There have been stories of women forced to apply for public benefits or risk the lives of their unborn child. In one story, a 20-year-old expectant mother from Texas experienced bleeding before her due date and went to a local emergency room. The physician who saw her said that there was an infection that could lead to a miscarriage. Although the young woman needed an obstetrician to treat her, she knew that it could be a problem. She was an undocumented immigrant with no health insurance or money to pay for the care.

She spoke to her friends and was told that applying for public benefits could threaten her pending green card application and target her for deportation. As a result, she did not seek treatment and hoped that her infection would clear up by itself. Several weeks later, she started experiencing pain and bleeding while at home. She returned to the ER, and was told that there was a second, more serious infection. After being admitted, a social worker asked how the family would be paying for the treatment.

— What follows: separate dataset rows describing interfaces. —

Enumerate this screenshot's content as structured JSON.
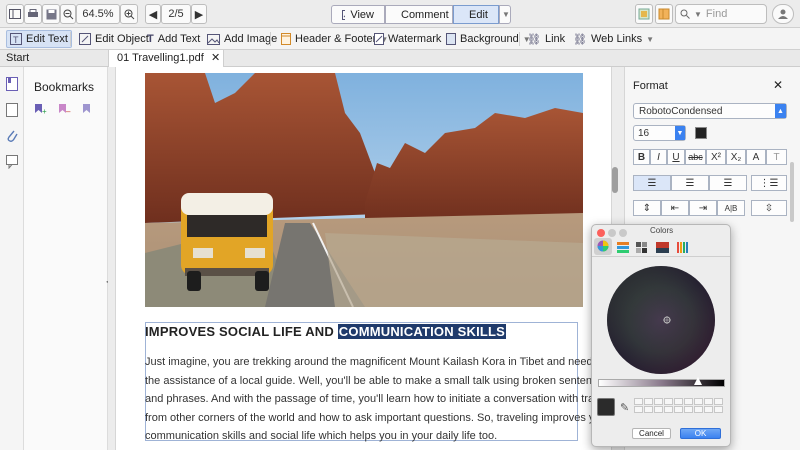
{
  "toolbar": {
    "zoom": "64.5%",
    "page": "2/5",
    "modes": [
      "View",
      "Comment",
      "Edit"
    ],
    "active_mode": "Edit",
    "search_placeholder": "Find"
  },
  "edit_tools": [
    "Edit Text",
    "Edit Object",
    "Add Text",
    "Add Image",
    "Header & Footer",
    "Watermark",
    "Background",
    "Link",
    "Web Links"
  ],
  "tabs": {
    "start": "Start",
    "doc": "01 Travelling1.pdf"
  },
  "sidebar": {
    "title": "Bookmarks"
  },
  "document": {
    "heading_plain": "IMPROVES SOCIAL LIFE AND ",
    "heading_selected": "COMMUNICATION SKILLS",
    "lines": [
      "Just imagine, you are trekking around the magnificent Mount Kailash Kora in Tibet and need to take",
      "the assistance of a local guide. Well, you'll be able to make a small talk using broken sentences",
      "and phrases. And with the passage of time, you'll learn how to initiate a conversation with travelers",
      "from other corners of the world and how to ask important questions. So, traveling improves your",
      "communication skills and social life which helps you in your daily life too."
    ]
  },
  "format_panel": {
    "title": "Format",
    "font": "RobotoCondensed",
    "size": "16",
    "style_buttons": [
      "B",
      "I",
      "U",
      "abc",
      "X²",
      "X₂",
      "A",
      "T"
    ]
  },
  "colors_dialog": {
    "title": "Colors",
    "cancel": "Cancel",
    "ok": "OK"
  },
  "colors": {
    "accent": "#3b82f0",
    "selection": "#1f3a6b"
  }
}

The expectant mother applied for limited public benefits instead but was unsure if that was the right thing to do.

In another story, an expectant and undocumented mother experienced stress and anxiety, and was being helped by a female Christian missionary, who shared her story. Seven months into the pregnancy, the mother ended up with pre-eclampsia, a very dangerous condition that could have killed both the mother and baby. The baby was delivered through an emergency C-section weighing just four pounds and was rushed to an incubator.

The next day, the new mom was told that her baby would have to stay at the hospital for at least one month, which would cost the family hundreds of thousands of dollars without insurance; she had no choice but to apply for public benefits.

What Do Health Professionals Say?

One Texas physician stated that many of his patients did not have ultrasounds, because they could not afford them. These tests are essential for identifying possible complications, but they are too expensive for some to pay for in cash. A group of doctors who work with the University of Texas Rio Grande Valley have organized mobile medical clinics and bring them into the immigrant communities to offer low-cost or free assistance. They work with community members who are also health workers.

One promotor told The New York Times that she gives masks to pregnant women working outdoors to protect them from pesticide exposure. She also delivers medicine and food, but some of the women are still too afraid to seek treatment. In some cases, by the time they do reach out, they have already miscarried.

Philadelphia Immigration Lawyers at the MC Law Group, LLC Help Undocumented Immigrant Families

If you are living in fear of deportation and think you have nowhere to turn, the Philadelphia immigration lawyers at the MC Law Group, LLC are experienced with immigration law, and will fight to protect your rights. For a free consultation, call 215-496-0690 or complete our online form. Located in Philadelphia, we serve clients throughout the tri-state area, including Pennsylvania, New Jersey, and nationwide.